Dr. John A. Davitt, 81, credited with leading Glendale Community College through a substantial period of growth in student enrollment and campus infrastructure during his 21-year tenure as superintendent and president – the longest of any sitting community college president – passed away on Saturday morning after a long battle with Parkinson’s disease, college officials reported on Monday.
Davitt began his career at GCC as a history professor in 1968 and became superintendent/president in 1985. He retired in 2006.
The John A. Davitt Administration building, where the superintendent/ president’s office is located, is named in his honor.
“Glendale Community College today is a reflection of his 38 years of service as professor, dean, vice president and superintendent/president,” wrote incumbent Superintendent/President Dr. David Viar in a letter to GCC faculty and staff.
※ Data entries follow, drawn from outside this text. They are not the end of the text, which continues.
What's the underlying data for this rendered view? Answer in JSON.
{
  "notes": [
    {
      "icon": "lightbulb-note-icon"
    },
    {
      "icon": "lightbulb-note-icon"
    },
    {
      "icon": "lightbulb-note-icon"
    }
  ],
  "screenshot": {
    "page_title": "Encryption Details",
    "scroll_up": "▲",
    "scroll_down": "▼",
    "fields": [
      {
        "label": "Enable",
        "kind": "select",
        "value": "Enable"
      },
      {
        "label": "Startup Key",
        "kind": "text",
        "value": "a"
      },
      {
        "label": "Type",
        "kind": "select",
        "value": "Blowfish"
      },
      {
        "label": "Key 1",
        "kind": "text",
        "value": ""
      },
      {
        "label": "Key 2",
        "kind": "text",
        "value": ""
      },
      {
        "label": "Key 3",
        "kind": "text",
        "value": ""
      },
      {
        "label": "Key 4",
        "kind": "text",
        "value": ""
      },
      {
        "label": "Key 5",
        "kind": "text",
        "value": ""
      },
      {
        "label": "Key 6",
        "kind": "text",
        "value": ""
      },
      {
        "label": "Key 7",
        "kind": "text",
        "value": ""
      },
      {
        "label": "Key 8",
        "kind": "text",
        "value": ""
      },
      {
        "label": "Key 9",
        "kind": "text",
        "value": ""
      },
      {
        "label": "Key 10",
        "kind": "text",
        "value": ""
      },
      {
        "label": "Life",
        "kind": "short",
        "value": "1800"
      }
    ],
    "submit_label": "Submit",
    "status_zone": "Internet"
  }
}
Davitt was instrumental in overseeing upward of $87 million worth of capital improvement on the campus. The cornerstone of those developments was the $1 million Larry and Ralph Cimmarusti gift, the largest gift to a community college at the time.
The gift paved the way for construction of the Cimmarusti Science Center, a NASA/JPL science education center, which houses the college’s state-of-the-art planetarium.
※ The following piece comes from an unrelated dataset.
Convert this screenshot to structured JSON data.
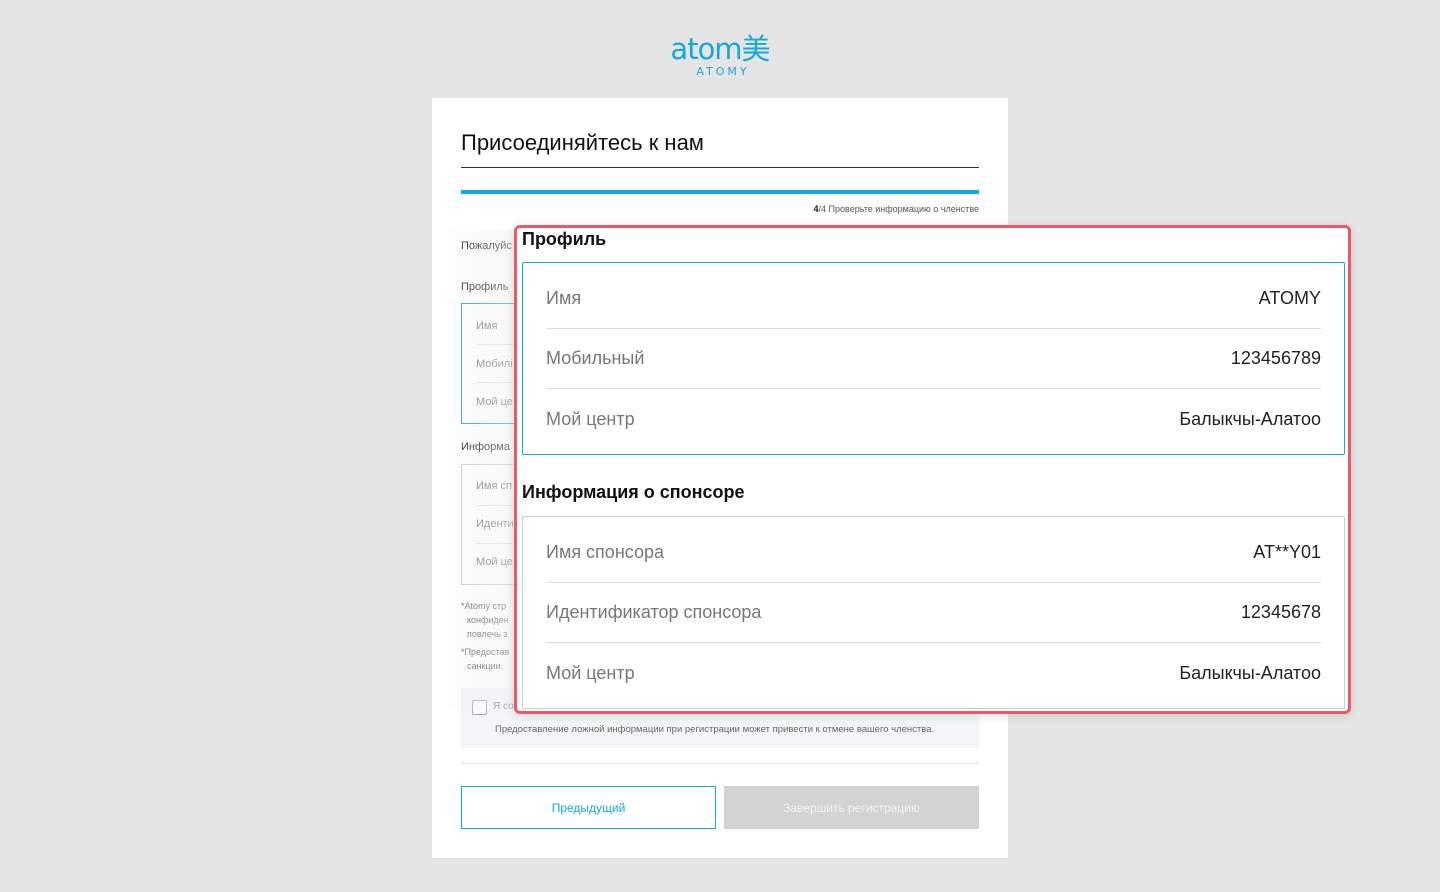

The gift, Davitt told the Los Angeles Times in 1999, will “improve teaching of science for the entire region. A million dollars, to be honest, for a four-year university is not that big a deal. But for us it is.”
In 2001, Davitt worked to pass Measure G, which raised $98 million for improvements to the college, including refurbishment of the college’s Garfield Campus and construction of new parking facilities to accommodate the college’s increased enrollment that, during Davitt’s tenure, rose from 10,000 to roughly 25,000 students.
Measure G improvement projects continue today, with a lab and college services building slated to open in fall 2015.
GCC Garfield Campus evening administrator Ali Kobaissi remembered Davitt as the professor who encouraged him to pursue a career in administration.
“He was all about educating the people around him,” Kobaissi said.
Kobaissi credited Davitt with helping to develop the Garfield campus from just a collection of bungalows to a modern building.
“He took a lot of pride in that campus, Kobaissi said. “He was the perfect president for a community college because he helped the community.”
Kobaissi’s brother, Nidal, a GCC alumnus and former GCC police captain, recalled Davitt being uncharacteristically nervous when then-President Bill Clinton visited the college in June 1996. At the time, Davitt was recovering from an accident he had experienced while pursuing his lifelong passion – riding his Harley Davidson motorcycle.
“He told me [President Clinton’s visit] was the biggest thing to happen +to GCC,” Nidal said. “[Davitt] thought he was going to trip and fall and what it was going to do for the college if he did.”
For Nidal, that is Davitt’s legacy – always thinking about what’s best for the college.
Services for Davitt will be at 10:30 a.m. on Saturday at St. Bede the Venerable Church, 215 Foothill Blvd. in La Cañada. A reception at Oakmont Country Club, at 3100 Country Club Drive in Glendale, will follow.